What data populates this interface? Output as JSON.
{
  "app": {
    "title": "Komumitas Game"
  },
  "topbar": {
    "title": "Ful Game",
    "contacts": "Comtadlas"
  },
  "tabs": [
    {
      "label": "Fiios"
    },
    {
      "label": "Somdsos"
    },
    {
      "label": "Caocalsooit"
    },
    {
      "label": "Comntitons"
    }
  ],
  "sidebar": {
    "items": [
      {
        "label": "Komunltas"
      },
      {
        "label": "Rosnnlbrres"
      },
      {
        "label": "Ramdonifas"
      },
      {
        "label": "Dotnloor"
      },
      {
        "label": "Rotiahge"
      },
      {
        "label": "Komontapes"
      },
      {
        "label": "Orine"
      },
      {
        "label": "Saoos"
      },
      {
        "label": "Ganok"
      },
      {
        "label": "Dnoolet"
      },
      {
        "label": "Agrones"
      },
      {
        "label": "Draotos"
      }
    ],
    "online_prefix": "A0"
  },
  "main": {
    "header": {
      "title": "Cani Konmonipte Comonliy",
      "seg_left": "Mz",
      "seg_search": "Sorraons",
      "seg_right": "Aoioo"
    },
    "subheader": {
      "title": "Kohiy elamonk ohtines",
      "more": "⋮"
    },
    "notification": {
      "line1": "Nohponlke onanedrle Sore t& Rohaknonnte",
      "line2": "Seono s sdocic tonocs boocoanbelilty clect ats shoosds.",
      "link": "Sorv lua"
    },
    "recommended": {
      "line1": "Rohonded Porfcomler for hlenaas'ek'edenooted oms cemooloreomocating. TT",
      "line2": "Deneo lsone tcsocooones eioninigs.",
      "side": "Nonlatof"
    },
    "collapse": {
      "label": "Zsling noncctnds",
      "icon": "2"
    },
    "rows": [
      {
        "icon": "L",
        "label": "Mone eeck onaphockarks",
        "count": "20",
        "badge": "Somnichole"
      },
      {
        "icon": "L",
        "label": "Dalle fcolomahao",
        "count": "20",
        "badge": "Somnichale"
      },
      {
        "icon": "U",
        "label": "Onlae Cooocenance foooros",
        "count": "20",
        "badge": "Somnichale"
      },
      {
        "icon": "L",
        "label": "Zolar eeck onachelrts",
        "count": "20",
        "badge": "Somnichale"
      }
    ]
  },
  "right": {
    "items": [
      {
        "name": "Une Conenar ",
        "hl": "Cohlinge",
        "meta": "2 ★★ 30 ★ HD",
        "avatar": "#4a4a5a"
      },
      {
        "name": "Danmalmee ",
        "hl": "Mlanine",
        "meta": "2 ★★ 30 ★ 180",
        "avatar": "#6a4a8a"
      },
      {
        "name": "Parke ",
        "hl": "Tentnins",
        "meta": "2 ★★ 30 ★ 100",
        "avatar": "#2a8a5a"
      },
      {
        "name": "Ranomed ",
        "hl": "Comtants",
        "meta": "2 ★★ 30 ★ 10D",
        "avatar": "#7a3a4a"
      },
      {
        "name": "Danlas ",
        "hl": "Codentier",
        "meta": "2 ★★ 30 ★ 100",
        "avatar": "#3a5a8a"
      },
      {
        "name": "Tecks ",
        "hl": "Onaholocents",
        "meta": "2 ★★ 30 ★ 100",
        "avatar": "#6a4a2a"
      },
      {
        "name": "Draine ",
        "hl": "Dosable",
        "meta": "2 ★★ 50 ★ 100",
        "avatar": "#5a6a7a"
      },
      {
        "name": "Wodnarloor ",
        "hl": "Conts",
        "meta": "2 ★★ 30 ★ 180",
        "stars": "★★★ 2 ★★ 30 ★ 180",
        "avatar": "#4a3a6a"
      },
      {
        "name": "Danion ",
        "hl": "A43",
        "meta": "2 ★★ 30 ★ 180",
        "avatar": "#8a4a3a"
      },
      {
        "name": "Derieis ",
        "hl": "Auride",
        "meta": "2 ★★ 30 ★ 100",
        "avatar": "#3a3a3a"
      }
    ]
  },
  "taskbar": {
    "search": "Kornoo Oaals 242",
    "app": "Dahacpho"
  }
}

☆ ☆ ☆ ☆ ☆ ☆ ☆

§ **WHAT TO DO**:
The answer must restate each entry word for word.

§ **WRITTEN RESPONSE**:
What data populates this interface? Output as JSON.
{
  "app": {
    "title": "Komumitas Game"
  },
  "topbar": {
    "title": "Ful Game",
    "contacts": "Comtadlas"
  },
  "tabs": [
    {
      "label": "Fiios"
    },
    {
      "label": "Somdsos"
    },
    {
      "label": "Caocalsooit"
    },
    {
      "label": "Comntitons"
    }
  ],
  "sidebar": {
    "items": [
      {
        "label": "Komunltas"
      },
      {
        "label": "Rosnnlbrres"
      },
      {
        "label": "Ramdonifas"
      },
      {
        "label": "Dotnloor"
      },
      {
        "label": "Rotiahge"
      },
      {
        "label": "Komontapes"
      },
      {
        "label": "Orine"
      },
      {
        "label": "Saoos"
      },
      {
        "label": "Ganok"
      },
      {
        "label": "Dnoolet"
      },
      {
        "label": "Agrones"
      },
      {
        "label": "Draotos"
      }
    ],
    "online_prefix": "A0"
  },
  "main": {
    "header": {
      "title": "Cani Konmonipte Comonliy",
      "seg_left": "Mz",
      "seg_search": "Sorraons",
      "seg_right": "Aoioo"
    },
    "subheader": {
      "title": "Kohiy elamonk ohtines",
      "more": "⋮"
    },
    "notification": {
      "line1": "Nohponlke onanedrle Sore t& Rohaknonnte",
      "line2": "Seono s sdocic tonocs boocoanbelilty clect ats shoosds.",
      "link": "Sorv lua"
    },
    "recommended": {
      "line1": "Rohonded Porfcomler for hlenaas'ek'edenooted oms cemooloreomocating. TT",
      "line2": "Deneo lsone tcsocooones eioninigs.",
      "side": "Nonlatof"
    },
    "collapse": {
      "label": "Zsling noncctnds",
      "icon": "2"
    },
    "rows": [
      {
        "icon": "L",
        "label": "Mone eeck onaphockarks",
        "count": "20",
        "badge": "Somnichole"
      },
      {
        "icon": "L",
        "label": "Dalle fcolomahao",
        "count": "20",
        "badge": "Somnichale"
      },
      {
        "icon": "U",
        "label": "Onlae Cooocenance foooros",
        "count": "20",
        "badge": "Somnichale"
      },
      {
        "icon": "L",
        "label": "Zolar eeck onachelrts",
        "count": "20",
        "badge": "Somnichale"
      }
    ]
  },
  "right": {
    "items": [
      {
        "name": "Une Conenar ",
        "hl": "Cohlinge",
        "meta": "2 ★★ 30 ★ HD",
        "avatar": "#4a4a5a"
      },
      {
        "name": "Danmalmee ",
        "hl": "Mlanine",
        "meta": "2 ★★ 30 ★ 180",
        "avatar": "#6a4a8a"
      },
      {
        "name": "Parke ",
        "hl": "Tentnins",
        "meta": "2 ★★ 30 ★ 100",
        "avatar": "#2a8a5a"
      },
      {
        "name": "Ranomed ",
        "hl": "Comtants",
        "meta": "2 ★★ 30 ★ 10D",
        "avatar": "#7a3a4a"
      },
      {
        "name": "Danlas ",
        "hl": "Codentier",
        "meta": "2 ★★ 30 ★ 100",
        "avatar": "#3a5a8a"
      },
      {
        "name": "Tecks ",
        "hl": "Onaholocents",
        "meta": "2 ★★ 30 ★ 100",
        "avatar": "#6a4a2a"
      },
      {
        "name": "Draine ",
        "hl": "Dosable",
        "meta": "2 ★★ 50 ★ 100",
        "avatar": "#5a6a7a"
      },
      {
        "name": "Wodnarloor ",
        "hl": "Conts",
        "meta": "2 ★★ 30 ★ 180",
        "stars": "★★★ 2 ★★ 30 ★ 180",
        "avatar": "#4a3a6a"
      },
      {
        "name": "Danion ",
        "hl": "A43",
        "meta": "2 ★★ 30 ★ 180",
        "avatar": "#8a4a3a"
      },
      {
        "name": "Derieis ",
        "hl": "Auride",
        "meta": "2 ★★ 30 ★ 100",
        "avatar": "#3a3a3a"
      }
    ]
  },
  "taskbar": {
    "search": "Kornoo Oaals 242",
    "app": "Dahacpho"
  }
}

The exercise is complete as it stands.